OK. You’re ready to take action to stop the Trump agenda, and you’ve found others who are ready to act with you. Now it’s time to channel that energy towards making your Members of Congress (MoCs) listen.
The first step to getting started is planning your first action. We recommend starting with a visit to one of your Member of Congress’ local district offices. Below, we’ve put together a quick cheat sheet on how to make your first district office visit a success. For more details, check out Chapter four of the Indivisible Guide which covers how to keep tabs on your MoCs, how to conduct office visits in more detail, and other actions you can take.
Planning Your First District Office Visit
Why visit a district office? Because these visits work.
As we discuss in the Indivisible Guide, every MoC has one or more local offices, but constituents very rarely visit them. The Tea Party understood this, and they knew they could make their voice heard by going in person to those offices, often unannounced. This seems simple, but it can have an enormous impact—the whole congressional staff will be talking about that group that showed up and demanded answers about Trump’s agenda. It also demonstrates to them that you, their constituents, care very much about the issue you’ve come in to speak about and that you’ll be watching what they do going forward.
1. Planning a district office visit.
Find the right office. Every MoC lists the physical addresses of their district offices on their public website. You may have to poke around a bit, but it’s there. If you can’t find it, just give them a call and ask—the staff will be happy to tell you locations and hours.
Pick a day to go. Pick a day and time between 9-5 when as many of the members of your group can participate as possible—for example, at the beginning of the day or during lunch hour.
Don’t let “by appointment only” cramp your style. If your congressional office is listed as being open “by appointment only”, you can either call ahead to make one, or you can try just showing up. If you decide to just show up, be ready if the office is closed—plan a creative action your group can take a video of, or take a picture of the closed office and post it to social media.

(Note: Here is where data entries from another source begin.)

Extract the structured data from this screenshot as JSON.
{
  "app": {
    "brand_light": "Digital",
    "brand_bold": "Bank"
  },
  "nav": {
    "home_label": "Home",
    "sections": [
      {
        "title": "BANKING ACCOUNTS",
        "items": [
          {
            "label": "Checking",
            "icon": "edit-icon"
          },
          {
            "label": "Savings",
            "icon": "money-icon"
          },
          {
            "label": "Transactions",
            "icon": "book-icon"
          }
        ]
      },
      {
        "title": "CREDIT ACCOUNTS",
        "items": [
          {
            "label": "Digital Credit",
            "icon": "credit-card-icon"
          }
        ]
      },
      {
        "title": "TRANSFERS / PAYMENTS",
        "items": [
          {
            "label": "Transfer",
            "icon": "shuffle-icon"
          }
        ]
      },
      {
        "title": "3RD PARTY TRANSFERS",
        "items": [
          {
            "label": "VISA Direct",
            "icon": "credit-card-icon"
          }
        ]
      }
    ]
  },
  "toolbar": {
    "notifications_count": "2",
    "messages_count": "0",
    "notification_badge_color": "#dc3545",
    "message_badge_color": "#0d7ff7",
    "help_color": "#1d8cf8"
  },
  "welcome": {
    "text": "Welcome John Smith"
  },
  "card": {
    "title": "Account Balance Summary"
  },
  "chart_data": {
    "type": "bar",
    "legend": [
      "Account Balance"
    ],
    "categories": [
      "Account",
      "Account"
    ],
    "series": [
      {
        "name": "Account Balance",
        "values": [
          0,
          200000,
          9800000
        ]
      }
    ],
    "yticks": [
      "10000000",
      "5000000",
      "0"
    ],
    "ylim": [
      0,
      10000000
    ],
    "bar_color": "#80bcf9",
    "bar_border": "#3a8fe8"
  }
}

2. Decide your “ask” and make it relevant.
Congressional staff regularly take meetings with folks who want to talk about stuff that’s happening next month or next year. But a typical staffer can’t see much beyond today let alone beyond the next couple weeks. To make your visit count, focus on what Congress is working on now. This changes constantly, but we’ll be sending out regular email updates with suggestions on some issues to focus on.

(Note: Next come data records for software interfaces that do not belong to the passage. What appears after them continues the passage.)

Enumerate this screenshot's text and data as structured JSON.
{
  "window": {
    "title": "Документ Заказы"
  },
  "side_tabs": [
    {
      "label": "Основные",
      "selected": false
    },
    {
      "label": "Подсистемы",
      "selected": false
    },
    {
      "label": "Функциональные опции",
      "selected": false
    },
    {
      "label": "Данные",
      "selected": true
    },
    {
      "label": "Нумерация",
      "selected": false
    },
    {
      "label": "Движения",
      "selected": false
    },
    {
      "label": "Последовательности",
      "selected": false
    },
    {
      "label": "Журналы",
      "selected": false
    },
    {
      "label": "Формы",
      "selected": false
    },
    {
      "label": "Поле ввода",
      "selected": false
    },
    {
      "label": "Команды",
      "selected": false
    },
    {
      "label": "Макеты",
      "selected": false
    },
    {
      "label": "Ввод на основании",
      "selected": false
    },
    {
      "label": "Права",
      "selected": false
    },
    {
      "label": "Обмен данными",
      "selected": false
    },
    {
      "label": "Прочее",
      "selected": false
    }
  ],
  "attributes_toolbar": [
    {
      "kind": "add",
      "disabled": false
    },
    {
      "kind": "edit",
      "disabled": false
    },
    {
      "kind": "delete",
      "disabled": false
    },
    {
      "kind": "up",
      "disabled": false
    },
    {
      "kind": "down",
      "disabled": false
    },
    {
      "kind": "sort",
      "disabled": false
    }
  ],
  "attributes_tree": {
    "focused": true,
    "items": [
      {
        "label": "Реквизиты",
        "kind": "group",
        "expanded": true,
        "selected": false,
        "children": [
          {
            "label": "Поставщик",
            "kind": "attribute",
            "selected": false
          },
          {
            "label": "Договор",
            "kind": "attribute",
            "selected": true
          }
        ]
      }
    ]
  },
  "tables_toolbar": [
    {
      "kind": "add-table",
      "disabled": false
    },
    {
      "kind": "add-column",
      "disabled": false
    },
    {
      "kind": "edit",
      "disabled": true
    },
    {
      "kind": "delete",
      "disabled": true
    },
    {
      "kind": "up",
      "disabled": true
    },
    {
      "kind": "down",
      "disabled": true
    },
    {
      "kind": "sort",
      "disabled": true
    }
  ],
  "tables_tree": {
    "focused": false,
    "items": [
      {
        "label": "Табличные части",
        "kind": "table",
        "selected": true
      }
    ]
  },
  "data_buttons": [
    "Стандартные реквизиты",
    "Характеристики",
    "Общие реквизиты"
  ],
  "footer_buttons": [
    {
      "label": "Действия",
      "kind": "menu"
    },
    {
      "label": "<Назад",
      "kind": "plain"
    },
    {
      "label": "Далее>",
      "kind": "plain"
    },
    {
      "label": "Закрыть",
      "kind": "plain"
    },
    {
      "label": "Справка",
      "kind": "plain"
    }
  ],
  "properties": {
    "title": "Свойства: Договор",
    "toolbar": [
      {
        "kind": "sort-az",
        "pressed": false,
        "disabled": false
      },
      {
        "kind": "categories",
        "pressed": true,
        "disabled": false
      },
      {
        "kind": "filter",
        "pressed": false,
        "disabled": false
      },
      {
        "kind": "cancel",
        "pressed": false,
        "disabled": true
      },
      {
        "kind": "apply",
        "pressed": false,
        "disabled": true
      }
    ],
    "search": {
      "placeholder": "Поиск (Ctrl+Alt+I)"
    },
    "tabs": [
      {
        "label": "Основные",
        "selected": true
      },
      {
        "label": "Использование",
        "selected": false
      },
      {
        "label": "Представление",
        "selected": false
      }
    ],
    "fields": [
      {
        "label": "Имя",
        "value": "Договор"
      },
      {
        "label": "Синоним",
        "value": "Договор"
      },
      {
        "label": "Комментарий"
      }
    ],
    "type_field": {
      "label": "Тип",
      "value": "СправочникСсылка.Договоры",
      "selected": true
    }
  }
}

3. Decide who you want to speak with and who from your group will talk.
Your MoC likely won’t be in the local office, although you never know. The best person on his or her staff to meet with is the District/Office Director. You should first ask to meet with the MoC directly, and only accept a meeting with the District Director if the MoC is unavailable. They may try to get rid of you—don’t take “no” for an answer. If you show up in a group, they will be more likely to see you. Don’t let them pawn you off to an intern—they will try.

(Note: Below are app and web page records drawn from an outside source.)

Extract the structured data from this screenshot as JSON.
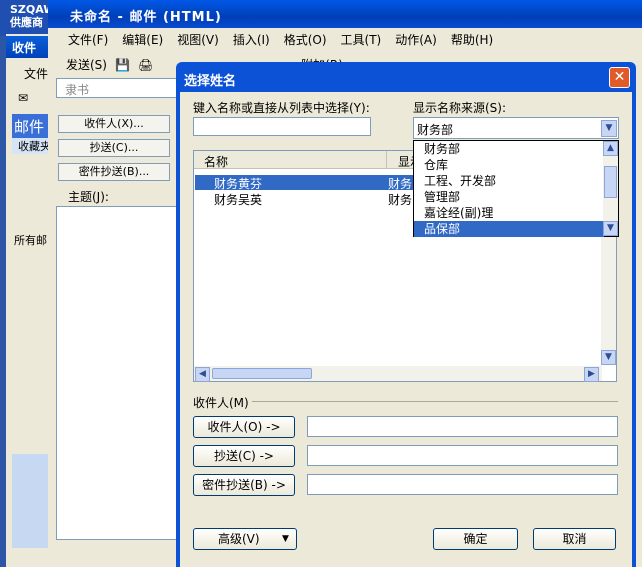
{
  "desktop": {
    "title_line1": "SZQAWI",
    "title_line2": "供應商"
  },
  "outlook": {
    "title": "收件",
    "menu_file": "文件",
    "mail_pane": "邮件",
    "favorites": "收藏夹",
    "all_mail": "所有邮"
  },
  "compose": {
    "title": "未命名 - 邮件 (HTML)",
    "menu": [
      "文件(F)",
      "编辑(E)",
      "视图(V)",
      "插入(I)",
      "格式(O)",
      "工具(T)",
      "动作(A)",
      "帮助(H)"
    ],
    "send": "发送(S)",
    "attach": "附加(R)",
    "account": "隶书",
    "to_btn": "收件人(X)...",
    "cc_btn": "抄送(C)...",
    "bcc_btn": "密件抄送(B)...",
    "subject": "主题(J):"
  },
  "dialog": {
    "title": "选择姓名",
    "search_label": "键入名称或直接从列表中选择(Y):",
    "search_value": "",
    "source_label": "显示名称来源(S):",
    "source_value": "财务部",
    "source_options": [
      "财务部",
      "仓库",
      "工程、开发部",
      "管理部",
      "嘉诠经(副)理",
      "品保部"
    ],
    "source_selected": 5,
    "col_name": "名称",
    "col_display": "显示",
    "rows": [
      {
        "name": "财务黄芬",
        "display": "财务"
      },
      {
        "name": "财务吴英",
        "display": "财务"
      }
    ],
    "selected_row": 0,
    "recipients_label": "收件人(M)",
    "to_btn": "收件人(O) ->",
    "cc_btn": "抄送(C) ->",
    "bcc_btn": "密件抄送(B) ->",
    "to_value": "",
    "cc_value": "",
    "bcc_value": "",
    "advanced_btn": "高级(V)",
    "ok_btn": "确定",
    "cancel_btn": "取消"
  },
  "colors": {
    "title_blue": "#0b52d6",
    "select_blue": "#316ac5",
    "close_red": "#e05a2a"
  }
}
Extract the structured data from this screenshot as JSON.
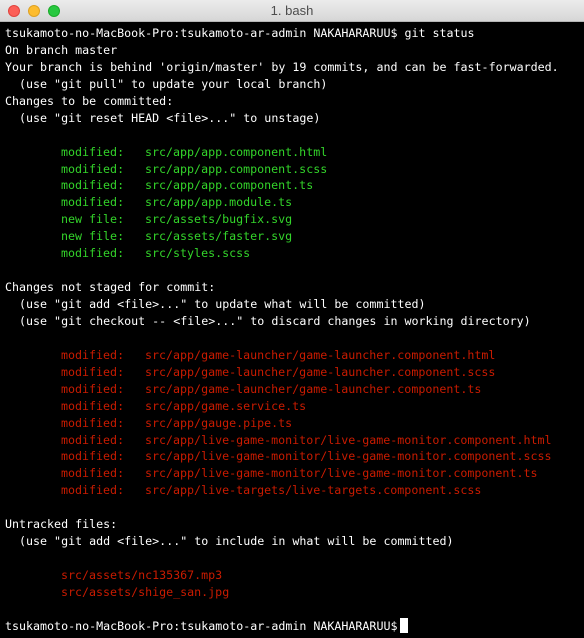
{
  "window": {
    "title": "1. bash"
  },
  "terminal": {
    "prompt": "tsukamoto-no-MacBook-Pro:tsukamoto-ar-admin NAKAHARARUU$",
    "command": " git status",
    "on_branch": "On branch master",
    "behind_msg": "Your branch is behind 'origin/master' by 19 commits, and can be fast-forwarded.",
    "pull_hint": "  (use \"git pull\" to update your local branch)",
    "staged_header": "Changes to be committed:",
    "staged_hint": "  (use \"git reset HEAD <file>...\" to unstage)",
    "staged_files": [
      {
        "status": "modified:",
        "path": "src/app/app.component.html"
      },
      {
        "status": "modified:",
        "path": "src/app/app.component.scss"
      },
      {
        "status": "modified:",
        "path": "src/app/app.component.ts"
      },
      {
        "status": "modified:",
        "path": "src/app/app.module.ts"
      },
      {
        "status": "new file:",
        "path": "src/assets/bugfix.svg"
      },
      {
        "status": "new file:",
        "path": "src/assets/faster.svg"
      },
      {
        "status": "modified:",
        "path": "src/styles.scss"
      }
    ],
    "unstaged_header": "Changes not staged for commit:",
    "unstaged_hint_1": "  (use \"git add <file>...\" to update what will be committed)",
    "unstaged_hint_2": "  (use \"git checkout -- <file>...\" to discard changes in working directory)",
    "unstaged_files": [
      {
        "status": "modified:",
        "path": "src/app/game-launcher/game-launcher.component.html"
      },
      {
        "status": "modified:",
        "path": "src/app/game-launcher/game-launcher.component.scss"
      },
      {
        "status": "modified:",
        "path": "src/app/game-launcher/game-launcher.component.ts"
      },
      {
        "status": "modified:",
        "path": "src/app/game.service.ts"
      },
      {
        "status": "modified:",
        "path": "src/app/gauge.pipe.ts"
      },
      {
        "status": "modified:",
        "path": "src/app/live-game-monitor/live-game-monitor.component.html"
      },
      {
        "status": "modified:",
        "path": "src/app/live-game-monitor/live-game-monitor.component.scss"
      },
      {
        "status": "modified:",
        "path": "src/app/live-game-monitor/live-game-monitor.component.ts"
      },
      {
        "status": "modified:",
        "path": "src/app/live-targets/live-targets.component.scss"
      }
    ],
    "untracked_header": "Untracked files:",
    "untracked_hint": "  (use \"git add <file>...\" to include in what will be committed)",
    "untracked_files": [
      "src/assets/nc135367.mp3",
      "src/assets/shige_san.jpg"
    ]
  },
  "colors": {
    "staged": "#33d42a",
    "unstaged": "#c91b00",
    "background": "#000000",
    "text": "#ffffff"
  }
}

Assign speaking roles within your group so that individuals are prepared to cover the points they want to cover ahead of time. If you’re focusing on an issue that personally affects members of your group, then prioritize having them speak (if they are comfortable talking about it).
4. Prepare talking points so that you have a plan for what to say.
Here are some ideas for talking points to help you have an effective office visit.
- Establish your legitimacy. Introduce yourselves and your group. Identify yourselves as constituents and talk about where in the district or state you live.
- Say what you stand for. For example, you could say that you are standing indivisible against the corruption, authoritarianism, sexism, and racism of the new administration.
- Focus on one issue. Right now, the repeal of the Affordable Care Act is one of the primary issues before Congress. You could say something like this:
“We are very concerned that Republicans are trying to dismantle the Affordable Care Act, leaving 30 million Americans without access to health care. Where does the representative/senator stand on this issue? What is s/he doing to stop this from happening?”
- Tell your stories. If this issue would affect you, your family, or your friends and neighbors, talk about how and why.
- Don’t settle for non-answers. If congressional staff are dodging your question—if they say they have to check back and respond to you—be polite but firm. For example, you might say “I’m disappointed that Senator Myers hasn’t taken a position on this—health care coverage for 30 million people is a serious matter. We’ll be watching to see when he takes a position, and we’ll be back to let him know how we feel about it at that point.”
- Close the meeting by planting your flag in the office. Not literally! But your MoC works for you. Say you will be coming back regularly to make sure the MoC is listening to you and representing his or her constituents. Get the contact information of everybody you talk to, and send a follow up email after.
- Record it or it didn’t happen. Get a picture of your group at the office. Even better yet, get a video of your group before, during, and/or after. See the media cheat sheet for more details on how to do it and why it’s so important. Bottom line, your voice will be louder and better heard if you get documented evidence. If you’d like us to help amplify, send your media to email@example.com. Include these three pieces of info in that email:
1. Short description of photo/video
2. Name of group w/ applicable links to social or web
3. Names of people in the video/picture